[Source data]
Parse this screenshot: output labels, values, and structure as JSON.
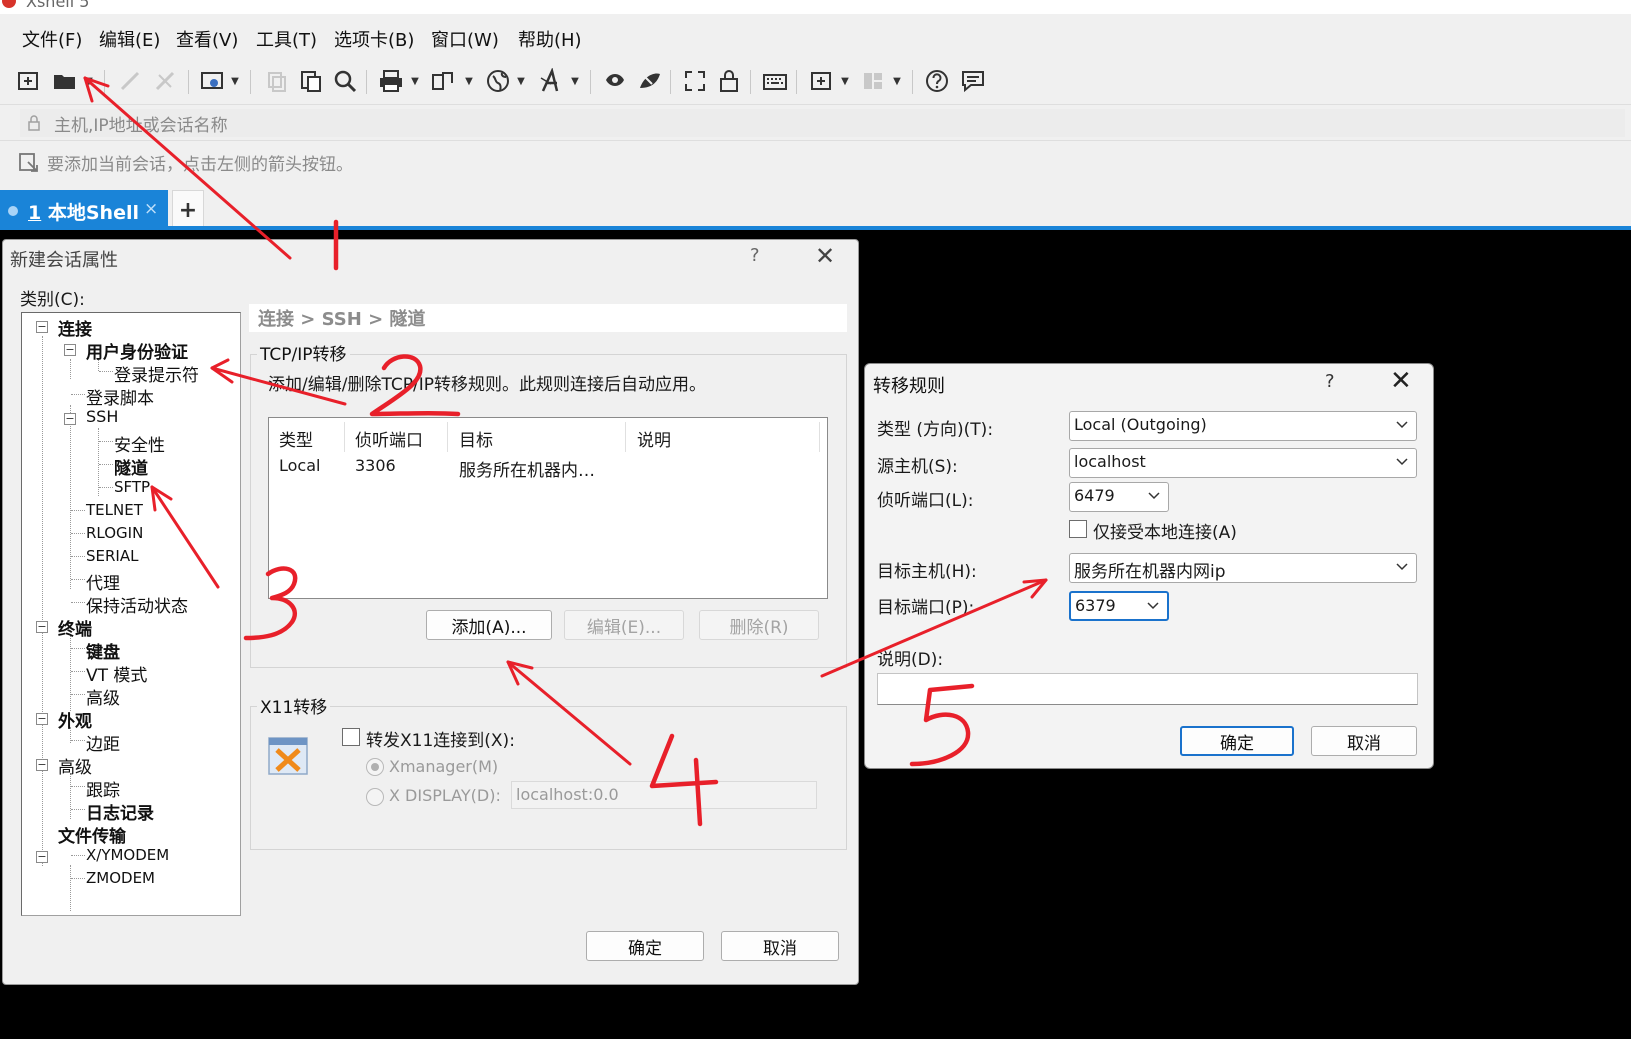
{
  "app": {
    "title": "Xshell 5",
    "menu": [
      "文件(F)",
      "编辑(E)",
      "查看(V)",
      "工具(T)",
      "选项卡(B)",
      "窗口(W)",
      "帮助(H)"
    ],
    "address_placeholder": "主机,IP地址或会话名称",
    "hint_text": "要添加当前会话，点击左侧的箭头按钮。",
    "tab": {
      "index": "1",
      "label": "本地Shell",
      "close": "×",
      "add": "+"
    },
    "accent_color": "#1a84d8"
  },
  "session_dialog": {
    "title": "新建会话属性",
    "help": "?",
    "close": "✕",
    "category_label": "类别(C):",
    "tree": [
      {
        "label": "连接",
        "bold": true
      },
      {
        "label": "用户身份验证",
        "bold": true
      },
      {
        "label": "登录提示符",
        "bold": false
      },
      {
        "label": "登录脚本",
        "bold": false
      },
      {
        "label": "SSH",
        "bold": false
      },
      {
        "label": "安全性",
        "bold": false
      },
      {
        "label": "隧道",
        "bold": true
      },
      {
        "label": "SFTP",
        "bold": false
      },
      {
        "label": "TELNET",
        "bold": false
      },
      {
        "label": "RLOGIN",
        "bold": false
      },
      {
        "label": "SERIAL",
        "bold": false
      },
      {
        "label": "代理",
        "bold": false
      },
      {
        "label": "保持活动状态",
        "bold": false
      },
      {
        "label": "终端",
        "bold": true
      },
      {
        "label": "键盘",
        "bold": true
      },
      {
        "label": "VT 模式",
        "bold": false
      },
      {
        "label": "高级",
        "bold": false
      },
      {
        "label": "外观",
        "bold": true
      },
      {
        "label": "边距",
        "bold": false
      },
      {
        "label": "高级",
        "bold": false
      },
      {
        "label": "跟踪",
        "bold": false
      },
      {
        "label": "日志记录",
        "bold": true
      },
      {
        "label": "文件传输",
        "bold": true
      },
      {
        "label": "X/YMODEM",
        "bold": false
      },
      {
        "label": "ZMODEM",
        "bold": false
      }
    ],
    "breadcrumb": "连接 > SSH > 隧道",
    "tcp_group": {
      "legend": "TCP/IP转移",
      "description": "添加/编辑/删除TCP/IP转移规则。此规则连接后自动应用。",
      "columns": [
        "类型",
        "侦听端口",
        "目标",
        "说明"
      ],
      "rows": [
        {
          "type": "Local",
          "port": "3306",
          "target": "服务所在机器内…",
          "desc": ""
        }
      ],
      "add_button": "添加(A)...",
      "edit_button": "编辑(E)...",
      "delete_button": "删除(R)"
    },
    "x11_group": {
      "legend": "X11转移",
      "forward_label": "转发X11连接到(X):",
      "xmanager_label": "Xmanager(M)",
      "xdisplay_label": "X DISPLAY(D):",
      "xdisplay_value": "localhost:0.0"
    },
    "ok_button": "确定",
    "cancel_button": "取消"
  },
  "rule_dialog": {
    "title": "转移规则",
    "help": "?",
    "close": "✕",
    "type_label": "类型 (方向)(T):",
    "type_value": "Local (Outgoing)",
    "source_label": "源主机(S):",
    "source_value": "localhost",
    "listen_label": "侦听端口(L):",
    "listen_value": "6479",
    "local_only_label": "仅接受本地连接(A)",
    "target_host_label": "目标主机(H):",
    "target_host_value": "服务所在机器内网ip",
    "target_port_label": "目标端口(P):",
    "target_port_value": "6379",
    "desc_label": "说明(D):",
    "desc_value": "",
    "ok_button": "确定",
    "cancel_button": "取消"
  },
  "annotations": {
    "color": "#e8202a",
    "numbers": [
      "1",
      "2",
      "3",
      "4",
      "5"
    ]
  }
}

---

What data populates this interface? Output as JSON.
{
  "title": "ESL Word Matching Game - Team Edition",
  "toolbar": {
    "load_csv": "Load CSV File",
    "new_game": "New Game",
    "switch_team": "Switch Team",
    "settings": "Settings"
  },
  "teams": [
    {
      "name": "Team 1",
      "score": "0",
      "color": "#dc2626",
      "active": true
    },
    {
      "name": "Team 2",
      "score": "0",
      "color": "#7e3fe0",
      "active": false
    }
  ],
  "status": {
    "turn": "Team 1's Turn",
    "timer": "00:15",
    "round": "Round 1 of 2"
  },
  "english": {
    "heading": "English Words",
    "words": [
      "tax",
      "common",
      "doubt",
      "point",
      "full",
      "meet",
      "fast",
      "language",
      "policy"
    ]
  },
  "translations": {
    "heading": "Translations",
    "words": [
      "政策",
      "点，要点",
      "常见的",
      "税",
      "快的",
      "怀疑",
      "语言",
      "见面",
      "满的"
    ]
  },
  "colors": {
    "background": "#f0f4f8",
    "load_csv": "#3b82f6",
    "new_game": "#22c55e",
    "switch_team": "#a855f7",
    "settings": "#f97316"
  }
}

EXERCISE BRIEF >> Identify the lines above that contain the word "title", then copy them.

RESULT >>
    "title": "Xshell 5",
    "title": "新建会话属性",
    "title": "转移规则",
  "title": "ESL Word Matching Game - Team Edition",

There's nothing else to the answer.